The Clinton Foundation will redo a number of tax returns and audit others after Reuters found that it had inadequately disclosed donations from foreign governments, the news service reported Thursday.
While those donors had been listed in other ways, the donations had not been disclosed to the Internal Revenue Service.
“We are prioritizing an external review to ensure the accuracy of the 990s from 2010, 2011 and 2012 and expect to refile when the review is completed," Craig Minassian, a foundation spokesman, told Reuters, adding that the foundation has gone to great lengths to provide more transparency than legally required. Nonprofits must file 990 forms with the IRS to ensure they still qualify for tax-free status.
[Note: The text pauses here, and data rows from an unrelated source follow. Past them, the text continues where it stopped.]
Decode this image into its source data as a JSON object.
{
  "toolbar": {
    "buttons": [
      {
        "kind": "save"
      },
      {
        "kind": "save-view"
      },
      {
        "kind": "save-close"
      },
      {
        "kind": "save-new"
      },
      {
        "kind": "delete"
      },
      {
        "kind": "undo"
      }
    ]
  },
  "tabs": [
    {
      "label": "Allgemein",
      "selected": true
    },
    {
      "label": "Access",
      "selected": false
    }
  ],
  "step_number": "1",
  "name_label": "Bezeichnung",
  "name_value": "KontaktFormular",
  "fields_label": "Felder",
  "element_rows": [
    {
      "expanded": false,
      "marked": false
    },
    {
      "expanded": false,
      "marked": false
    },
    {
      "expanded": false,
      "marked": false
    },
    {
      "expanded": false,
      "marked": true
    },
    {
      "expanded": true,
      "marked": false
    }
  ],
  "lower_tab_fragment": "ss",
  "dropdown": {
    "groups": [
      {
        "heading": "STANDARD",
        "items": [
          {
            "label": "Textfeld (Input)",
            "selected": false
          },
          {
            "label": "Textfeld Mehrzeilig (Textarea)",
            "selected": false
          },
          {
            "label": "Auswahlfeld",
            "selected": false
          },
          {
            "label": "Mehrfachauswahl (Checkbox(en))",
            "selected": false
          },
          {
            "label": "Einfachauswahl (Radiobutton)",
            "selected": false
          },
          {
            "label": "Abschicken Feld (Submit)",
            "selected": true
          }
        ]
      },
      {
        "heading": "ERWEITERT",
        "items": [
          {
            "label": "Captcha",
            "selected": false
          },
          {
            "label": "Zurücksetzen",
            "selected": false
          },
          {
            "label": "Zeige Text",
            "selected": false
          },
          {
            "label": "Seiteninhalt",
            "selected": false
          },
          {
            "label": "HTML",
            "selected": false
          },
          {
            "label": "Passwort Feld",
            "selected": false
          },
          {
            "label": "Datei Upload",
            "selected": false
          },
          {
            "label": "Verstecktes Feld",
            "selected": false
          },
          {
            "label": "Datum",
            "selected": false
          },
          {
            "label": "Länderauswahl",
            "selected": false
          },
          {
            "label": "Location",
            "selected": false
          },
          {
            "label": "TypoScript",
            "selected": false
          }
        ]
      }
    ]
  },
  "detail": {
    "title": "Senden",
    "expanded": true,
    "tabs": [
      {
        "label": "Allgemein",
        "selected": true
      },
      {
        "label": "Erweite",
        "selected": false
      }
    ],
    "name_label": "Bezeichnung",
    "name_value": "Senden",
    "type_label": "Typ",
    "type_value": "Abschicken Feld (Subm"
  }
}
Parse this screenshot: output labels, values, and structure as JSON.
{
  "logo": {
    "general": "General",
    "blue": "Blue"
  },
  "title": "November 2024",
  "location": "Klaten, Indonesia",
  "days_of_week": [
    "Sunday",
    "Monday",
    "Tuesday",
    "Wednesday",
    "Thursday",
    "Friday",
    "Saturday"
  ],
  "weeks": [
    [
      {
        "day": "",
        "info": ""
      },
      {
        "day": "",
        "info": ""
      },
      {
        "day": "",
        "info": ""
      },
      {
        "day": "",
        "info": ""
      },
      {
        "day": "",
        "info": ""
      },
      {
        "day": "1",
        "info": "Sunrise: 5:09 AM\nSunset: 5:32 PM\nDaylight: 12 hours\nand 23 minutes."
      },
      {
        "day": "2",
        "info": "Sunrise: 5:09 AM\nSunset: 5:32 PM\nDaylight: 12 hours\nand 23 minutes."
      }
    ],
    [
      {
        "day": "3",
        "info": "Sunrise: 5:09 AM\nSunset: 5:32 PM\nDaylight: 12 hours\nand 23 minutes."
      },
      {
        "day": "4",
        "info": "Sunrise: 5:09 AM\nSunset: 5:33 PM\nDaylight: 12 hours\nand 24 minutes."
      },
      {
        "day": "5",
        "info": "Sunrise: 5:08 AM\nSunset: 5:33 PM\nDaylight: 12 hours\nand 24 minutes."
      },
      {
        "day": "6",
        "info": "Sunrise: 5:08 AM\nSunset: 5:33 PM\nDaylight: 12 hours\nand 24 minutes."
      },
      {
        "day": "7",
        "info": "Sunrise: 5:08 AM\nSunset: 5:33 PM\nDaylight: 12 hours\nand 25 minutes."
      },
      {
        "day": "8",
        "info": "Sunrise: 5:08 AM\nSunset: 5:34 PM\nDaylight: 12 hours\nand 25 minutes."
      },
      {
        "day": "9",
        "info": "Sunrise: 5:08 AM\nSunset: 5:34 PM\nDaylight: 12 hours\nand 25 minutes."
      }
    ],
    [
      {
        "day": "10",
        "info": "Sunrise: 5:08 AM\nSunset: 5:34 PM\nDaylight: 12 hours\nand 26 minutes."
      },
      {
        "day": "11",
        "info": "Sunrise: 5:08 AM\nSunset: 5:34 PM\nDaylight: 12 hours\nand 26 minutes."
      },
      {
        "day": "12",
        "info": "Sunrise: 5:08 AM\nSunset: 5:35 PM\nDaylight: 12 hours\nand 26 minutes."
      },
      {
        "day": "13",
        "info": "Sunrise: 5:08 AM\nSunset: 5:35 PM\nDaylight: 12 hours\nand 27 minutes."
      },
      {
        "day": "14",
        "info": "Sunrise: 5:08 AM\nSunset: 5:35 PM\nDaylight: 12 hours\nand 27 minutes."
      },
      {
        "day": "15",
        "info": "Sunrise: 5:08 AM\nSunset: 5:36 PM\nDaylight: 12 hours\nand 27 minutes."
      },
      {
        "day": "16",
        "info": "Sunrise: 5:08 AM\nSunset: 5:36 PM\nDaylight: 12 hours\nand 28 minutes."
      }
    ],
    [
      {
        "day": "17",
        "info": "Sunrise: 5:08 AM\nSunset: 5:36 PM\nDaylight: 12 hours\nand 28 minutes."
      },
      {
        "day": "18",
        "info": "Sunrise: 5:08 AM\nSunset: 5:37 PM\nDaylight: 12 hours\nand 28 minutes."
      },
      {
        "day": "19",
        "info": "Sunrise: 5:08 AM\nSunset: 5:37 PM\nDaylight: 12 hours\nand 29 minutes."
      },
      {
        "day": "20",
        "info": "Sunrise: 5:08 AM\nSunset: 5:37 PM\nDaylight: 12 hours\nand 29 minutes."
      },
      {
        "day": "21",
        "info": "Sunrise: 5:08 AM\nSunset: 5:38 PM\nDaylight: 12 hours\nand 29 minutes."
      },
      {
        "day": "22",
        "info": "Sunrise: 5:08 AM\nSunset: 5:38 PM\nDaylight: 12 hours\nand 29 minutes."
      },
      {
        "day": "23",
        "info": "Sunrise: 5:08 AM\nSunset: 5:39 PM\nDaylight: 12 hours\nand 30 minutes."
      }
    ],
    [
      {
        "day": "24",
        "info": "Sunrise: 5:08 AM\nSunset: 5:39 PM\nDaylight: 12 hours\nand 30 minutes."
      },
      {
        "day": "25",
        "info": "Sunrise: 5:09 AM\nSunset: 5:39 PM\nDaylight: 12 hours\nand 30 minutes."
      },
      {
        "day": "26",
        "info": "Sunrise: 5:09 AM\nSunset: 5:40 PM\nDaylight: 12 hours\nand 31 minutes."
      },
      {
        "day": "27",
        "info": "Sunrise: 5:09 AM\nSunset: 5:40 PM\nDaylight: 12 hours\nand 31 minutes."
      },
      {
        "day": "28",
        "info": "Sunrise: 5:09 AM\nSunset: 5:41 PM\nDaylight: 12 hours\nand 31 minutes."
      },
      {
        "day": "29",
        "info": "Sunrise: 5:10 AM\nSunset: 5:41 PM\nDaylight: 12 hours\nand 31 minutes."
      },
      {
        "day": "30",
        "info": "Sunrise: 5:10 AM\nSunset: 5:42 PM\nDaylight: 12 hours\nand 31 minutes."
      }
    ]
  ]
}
The news comes as Hillary ClintonHillary Rodham ClintonOculus VR founder Palmer Luckey leaving Facebook Liberals don't understand difference between news and opinion GOP rep: Trump 'not off to a great start' on Benghazi documents MORE’s campaign for the presidency continues to push back allegations that foundation donations may have influenced her conduct as secretary of State. Many of the recent allegations stem from the book Clinton Cash by Peter Schweizer, which the campaign and its allies are panning as a political hit job.
The New York Times reported Thursday that Clinton’s agency had signed off on a deal that gave a Russian energy agency control of a mining company with significant assets in the United States as stakeholders in the deal sent millions of dollars in donations to the Clinton Foundation. The Times based the story off an advanced look at Schweizer’s book, which it augmented with its own reporting.
Clinton campaign spokesman Brian Fallon denied any quid pro quo agreement in a statement to the Times.
“[No one] has ever produced a shred of evidence supporting the theory that Hillary Clinton ever took action as secretary of state to support the interests of donors to the Clinton Foundation,” he said.
“To suggest the State Department, under then-Secretary Clinton, exerted undue influence in the U.S. government’s review of the sale of Uranium One is utterly baseless.”